AIM OF THE TASK |
From the entries below, copy every line that holds the word "Scene".

---- EXTRACTED INFORMATION

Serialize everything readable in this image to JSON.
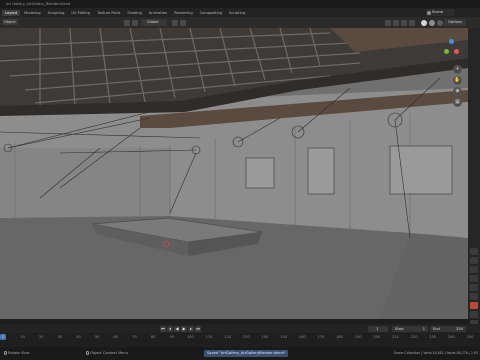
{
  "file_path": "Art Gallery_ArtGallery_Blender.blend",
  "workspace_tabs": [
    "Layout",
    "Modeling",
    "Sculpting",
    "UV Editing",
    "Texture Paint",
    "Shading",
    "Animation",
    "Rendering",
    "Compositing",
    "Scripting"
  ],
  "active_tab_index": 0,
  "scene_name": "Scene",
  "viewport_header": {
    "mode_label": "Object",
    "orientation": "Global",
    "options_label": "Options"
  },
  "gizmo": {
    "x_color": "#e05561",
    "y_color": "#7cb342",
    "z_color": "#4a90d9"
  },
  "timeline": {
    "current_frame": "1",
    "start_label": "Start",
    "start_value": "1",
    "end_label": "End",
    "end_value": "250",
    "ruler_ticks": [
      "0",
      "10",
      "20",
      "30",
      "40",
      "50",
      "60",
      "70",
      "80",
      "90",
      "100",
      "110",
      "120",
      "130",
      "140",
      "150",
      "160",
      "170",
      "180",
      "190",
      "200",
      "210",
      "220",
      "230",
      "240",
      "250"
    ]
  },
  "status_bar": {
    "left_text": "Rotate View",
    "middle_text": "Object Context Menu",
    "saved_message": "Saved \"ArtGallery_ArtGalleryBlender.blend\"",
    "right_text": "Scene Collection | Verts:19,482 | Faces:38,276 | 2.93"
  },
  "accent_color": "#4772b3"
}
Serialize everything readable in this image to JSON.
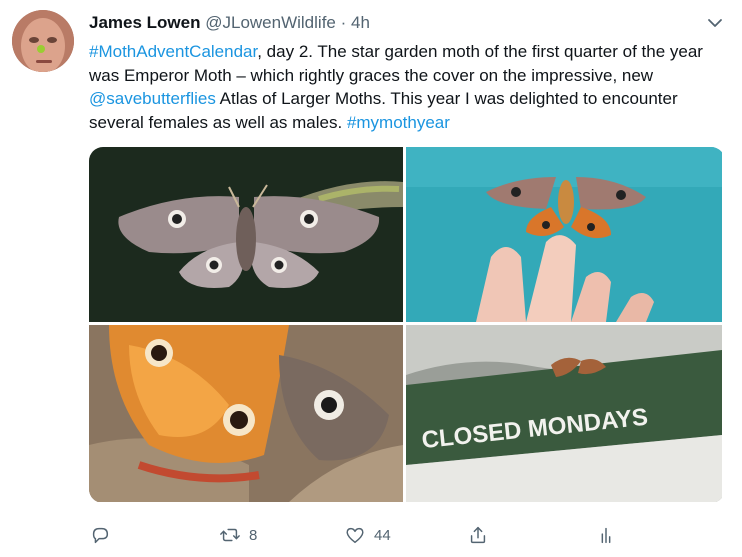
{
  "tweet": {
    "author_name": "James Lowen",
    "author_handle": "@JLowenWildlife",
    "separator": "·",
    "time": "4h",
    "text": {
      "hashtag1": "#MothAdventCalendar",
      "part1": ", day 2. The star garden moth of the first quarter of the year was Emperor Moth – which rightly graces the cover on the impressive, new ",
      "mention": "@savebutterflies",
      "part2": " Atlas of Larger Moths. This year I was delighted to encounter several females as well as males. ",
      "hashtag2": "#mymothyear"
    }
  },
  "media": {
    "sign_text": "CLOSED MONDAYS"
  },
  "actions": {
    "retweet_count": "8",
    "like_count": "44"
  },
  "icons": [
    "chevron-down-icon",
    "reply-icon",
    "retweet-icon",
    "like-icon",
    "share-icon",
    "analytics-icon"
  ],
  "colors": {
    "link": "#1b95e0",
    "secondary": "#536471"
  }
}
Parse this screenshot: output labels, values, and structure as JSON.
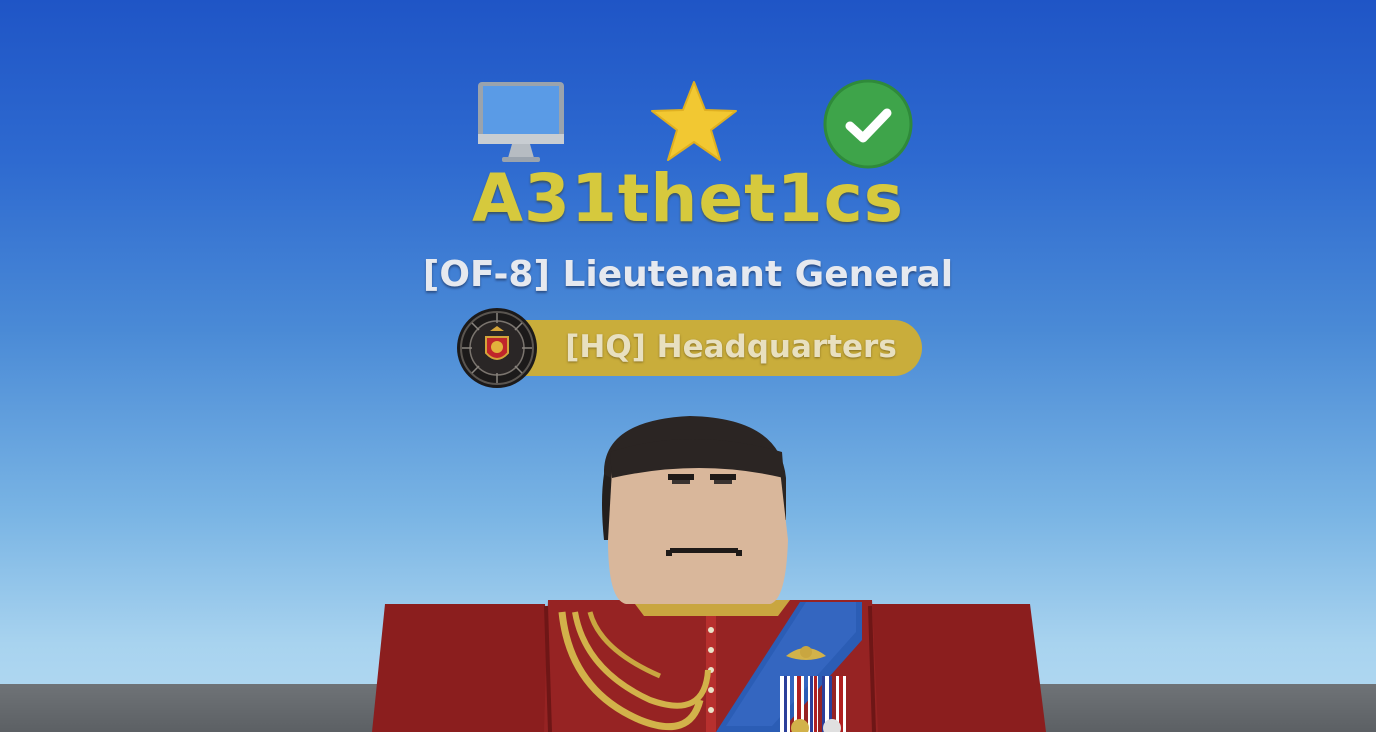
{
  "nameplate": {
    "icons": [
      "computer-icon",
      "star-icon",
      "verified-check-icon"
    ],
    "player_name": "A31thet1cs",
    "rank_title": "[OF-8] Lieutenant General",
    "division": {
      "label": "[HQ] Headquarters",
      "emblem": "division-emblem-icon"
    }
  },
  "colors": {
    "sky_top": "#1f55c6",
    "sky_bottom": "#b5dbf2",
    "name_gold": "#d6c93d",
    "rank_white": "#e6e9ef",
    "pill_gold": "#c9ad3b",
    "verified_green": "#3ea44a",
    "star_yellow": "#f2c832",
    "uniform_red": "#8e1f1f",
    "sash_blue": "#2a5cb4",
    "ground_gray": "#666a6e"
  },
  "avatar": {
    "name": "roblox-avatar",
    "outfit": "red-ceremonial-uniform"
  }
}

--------

WRITTEN REPLY |
  "scene_name": "Scene",
    "right_text": "Scene Collection | Verts:19,482 | Faces:38,276 | 2.93"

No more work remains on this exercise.